Records from a data collection
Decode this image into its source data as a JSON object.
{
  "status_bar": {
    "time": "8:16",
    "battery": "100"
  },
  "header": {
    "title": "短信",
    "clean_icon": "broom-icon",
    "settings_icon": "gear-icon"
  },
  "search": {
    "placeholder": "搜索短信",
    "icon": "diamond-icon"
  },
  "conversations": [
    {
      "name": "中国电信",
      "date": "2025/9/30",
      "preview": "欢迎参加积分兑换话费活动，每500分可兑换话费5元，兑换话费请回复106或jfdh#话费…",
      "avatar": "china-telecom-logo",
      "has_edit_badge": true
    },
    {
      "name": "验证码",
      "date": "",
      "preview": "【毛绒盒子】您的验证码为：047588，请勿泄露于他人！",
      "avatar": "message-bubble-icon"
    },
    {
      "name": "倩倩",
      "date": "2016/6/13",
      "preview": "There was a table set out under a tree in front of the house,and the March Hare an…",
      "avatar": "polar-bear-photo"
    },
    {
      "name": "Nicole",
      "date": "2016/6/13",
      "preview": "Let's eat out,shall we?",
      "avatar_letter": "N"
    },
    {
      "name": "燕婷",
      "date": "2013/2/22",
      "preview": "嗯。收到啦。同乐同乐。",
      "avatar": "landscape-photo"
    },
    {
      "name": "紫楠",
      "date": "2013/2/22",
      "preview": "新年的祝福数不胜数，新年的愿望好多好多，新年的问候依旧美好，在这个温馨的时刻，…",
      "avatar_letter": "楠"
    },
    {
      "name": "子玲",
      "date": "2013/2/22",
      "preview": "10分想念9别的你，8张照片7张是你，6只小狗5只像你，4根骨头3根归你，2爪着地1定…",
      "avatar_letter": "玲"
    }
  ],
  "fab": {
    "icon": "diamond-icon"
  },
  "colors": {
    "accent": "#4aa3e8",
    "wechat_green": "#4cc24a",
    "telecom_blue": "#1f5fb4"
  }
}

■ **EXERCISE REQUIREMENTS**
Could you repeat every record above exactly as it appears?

■ **TASK SOLUTION**
Decode this image into its source data as a JSON object.
{
  "status_bar": {
    "time": "8:16",
    "battery": "100"
  },
  "header": {
    "title": "短信",
    "clean_icon": "broom-icon",
    "settings_icon": "gear-icon"
  },
  "search": {
    "placeholder": "搜索短信",
    "icon": "diamond-icon"
  },
  "conversations": [
    {
      "name": "中国电信",
      "date": "2025/9/30",
      "preview": "欢迎参加积分兑换话费活动，每500分可兑换话费5元，兑换话费请回复106或jfdh#话费…",
      "avatar": "china-telecom-logo",
      "has_edit_badge": true
    },
    {
      "name": "验证码",
      "date": "",
      "preview": "【毛绒盒子】您的验证码为：047588，请勿泄露于他人！",
      "avatar": "message-bubble-icon"
    },
    {
      "name": "倩倩",
      "date": "2016/6/13",
      "preview": "There was a table set out under a tree in front of the house,and the March Hare an…",
      "avatar": "polar-bear-photo"
    },
    {
      "name": "Nicole",
      "date": "2016/6/13",
      "preview": "Let's eat out,shall we?",
      "avatar_letter": "N"
    },
    {
      "name": "燕婷",
      "date": "2013/2/22",
      "preview": "嗯。收到啦。同乐同乐。",
      "avatar": "landscape-photo"
    },
    {
      "name": "紫楠",
      "date": "2013/2/22",
      "preview": "新年的祝福数不胜数，新年的愿望好多好多，新年的问候依旧美好，在这个温馨的时刻，…",
      "avatar_letter": "楠"
    },
    {
      "name": "子玲",
      "date": "2013/2/22",
      "preview": "10分想念9别的你，8张照片7张是你，6只小狗5只像你，4根骨头3根归你，2爪着地1定…",
      "avatar_letter": "玲"
    }
  ],
  "fab": {
    "icon": "diamond-icon"
  },
  "colors": {
    "accent": "#4aa3e8",
    "wechat_green": "#4cc24a",
    "telecom_blue": "#1f5fb4"
  }
}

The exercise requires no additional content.